By: Kristina McBride
Expected publication: June 26th 2012 by EgmontUSA
Source: Publisher via NetGalley
Goodreads description—This was supposed to be the best summer of Maggie’s life. Now it’s the one she’d do anything to forget.
Maggie Reynolds remembers hanging out at the gorge with her closest friends after a blowout party the night before. She remembers climbing the trail hand in hand with her perfect boyfriend, Joey. She remembers that last kiss, soft, lingering, and meant to reassure her. So why can’t she remember what happened in the moment before they were supposed to dive? Why was she left cowering at the top of the cliff, while Joey floated in the water below—dead?
As Maggie’s memories return in snatches, nothing seems to make sense. Why was Joey acting so strangely at the party? Where did he go after taking her home? And if Joey was keeping these secrets, what else was he hiding?
The latest novel from the author of The Tension of Opposites, One Moment is a mysterious, searing look at how an instant can change everything you believe about the world around you.
This book is exactly what it sounds like. I read it quickly and kept finding myself wanting to come back to it when I had to put it down. Even though the plot was completely predictable, I still found myself wrapped up in the story of Maggie and Joey and their friends.
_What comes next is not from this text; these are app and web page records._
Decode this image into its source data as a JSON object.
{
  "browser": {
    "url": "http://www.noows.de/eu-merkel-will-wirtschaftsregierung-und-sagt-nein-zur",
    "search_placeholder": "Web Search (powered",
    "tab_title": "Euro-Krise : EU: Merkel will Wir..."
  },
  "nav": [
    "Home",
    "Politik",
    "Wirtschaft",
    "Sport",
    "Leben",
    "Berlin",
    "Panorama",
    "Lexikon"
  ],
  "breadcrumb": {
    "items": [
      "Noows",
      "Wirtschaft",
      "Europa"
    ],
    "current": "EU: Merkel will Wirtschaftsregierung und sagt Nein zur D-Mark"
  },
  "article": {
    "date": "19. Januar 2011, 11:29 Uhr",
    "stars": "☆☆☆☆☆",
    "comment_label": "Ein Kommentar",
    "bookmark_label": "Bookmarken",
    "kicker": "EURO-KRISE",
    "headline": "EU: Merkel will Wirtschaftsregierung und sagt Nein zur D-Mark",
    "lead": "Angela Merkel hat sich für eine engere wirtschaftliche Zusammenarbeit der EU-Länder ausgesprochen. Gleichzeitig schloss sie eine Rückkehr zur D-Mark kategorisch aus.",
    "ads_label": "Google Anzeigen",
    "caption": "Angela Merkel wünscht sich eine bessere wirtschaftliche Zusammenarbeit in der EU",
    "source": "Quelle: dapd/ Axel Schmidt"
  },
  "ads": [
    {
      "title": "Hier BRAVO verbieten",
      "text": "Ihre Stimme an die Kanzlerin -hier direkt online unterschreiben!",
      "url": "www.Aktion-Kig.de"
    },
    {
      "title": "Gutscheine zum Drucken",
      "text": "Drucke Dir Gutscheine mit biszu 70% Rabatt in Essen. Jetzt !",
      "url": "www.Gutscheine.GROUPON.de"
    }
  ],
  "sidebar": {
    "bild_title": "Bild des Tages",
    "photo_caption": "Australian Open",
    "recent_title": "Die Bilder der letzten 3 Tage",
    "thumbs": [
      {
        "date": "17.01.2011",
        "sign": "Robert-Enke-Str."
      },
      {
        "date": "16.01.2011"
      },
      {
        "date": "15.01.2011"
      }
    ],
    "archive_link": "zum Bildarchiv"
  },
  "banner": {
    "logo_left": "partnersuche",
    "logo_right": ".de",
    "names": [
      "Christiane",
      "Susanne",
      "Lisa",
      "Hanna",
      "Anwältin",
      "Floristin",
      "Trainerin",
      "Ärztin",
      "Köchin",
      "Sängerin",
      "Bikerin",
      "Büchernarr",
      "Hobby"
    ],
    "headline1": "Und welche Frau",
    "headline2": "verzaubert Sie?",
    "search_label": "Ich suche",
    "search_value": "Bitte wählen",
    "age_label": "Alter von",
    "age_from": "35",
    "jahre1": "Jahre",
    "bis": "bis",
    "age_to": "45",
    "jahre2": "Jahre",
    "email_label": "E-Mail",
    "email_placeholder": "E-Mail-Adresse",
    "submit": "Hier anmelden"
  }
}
I know Maggie’s temporary memory loss falls into the category of “possible,” but I still struggled with the idea of her losing her memory. It almost seems as if it wasn’t Joey’s death that even caused the memory loss, which I find to be a bit of a stretch. I read Notes to Self by Avery Sawyer (my review), where an actual brain injury as a result of a terrible fall causes Robin’s memory loss, and that’s obviously a lot more plausible than just a traumatic emotional experience.
The characters experienced a lot of emotion, but as the reader I was able to keep myself outside of those emotions. And I’m not sure if this is a good thing or a bad thing. In most cases I want to feel what the characters feel and experience those emotions as if they were happening to myself, and I didn’t in this case. But I’m not sure for this book that this can be considered a negative thing. Maybe I just wasn’t in the mood to cry, so I didn’t allow myself to get sucked into the emotion. But honestly, I never even felt slightly like crying.
Even though Maggie finds out that Joey had his secrets, and those secrets crushed her, she learned that life isn’t always black and white. I liked the analogy her counselor, Dr. Guest, gives her about the quilt. As a whole you love the quilt and there might be pieces that are used that you wouldn’t have picked for yourself if you had to choose, but those pieces are part of a whole. And people are like this too. Not 100% good and not 100% beautiful. We’re flawed. To draw from Candor’s manifesto (Divergent) and Veronica Roth, “We know that while we are flawed in a unique way, we are not unique because we are flawed. Therefore we can be authentic.”(my review of Divergent)
Anyway, not too much else to be said about One Moment without giving away more of the obvious. It was a fast read that I enjoyed and kept coming back to for more. 3 Stars, check it out and let me know what you think.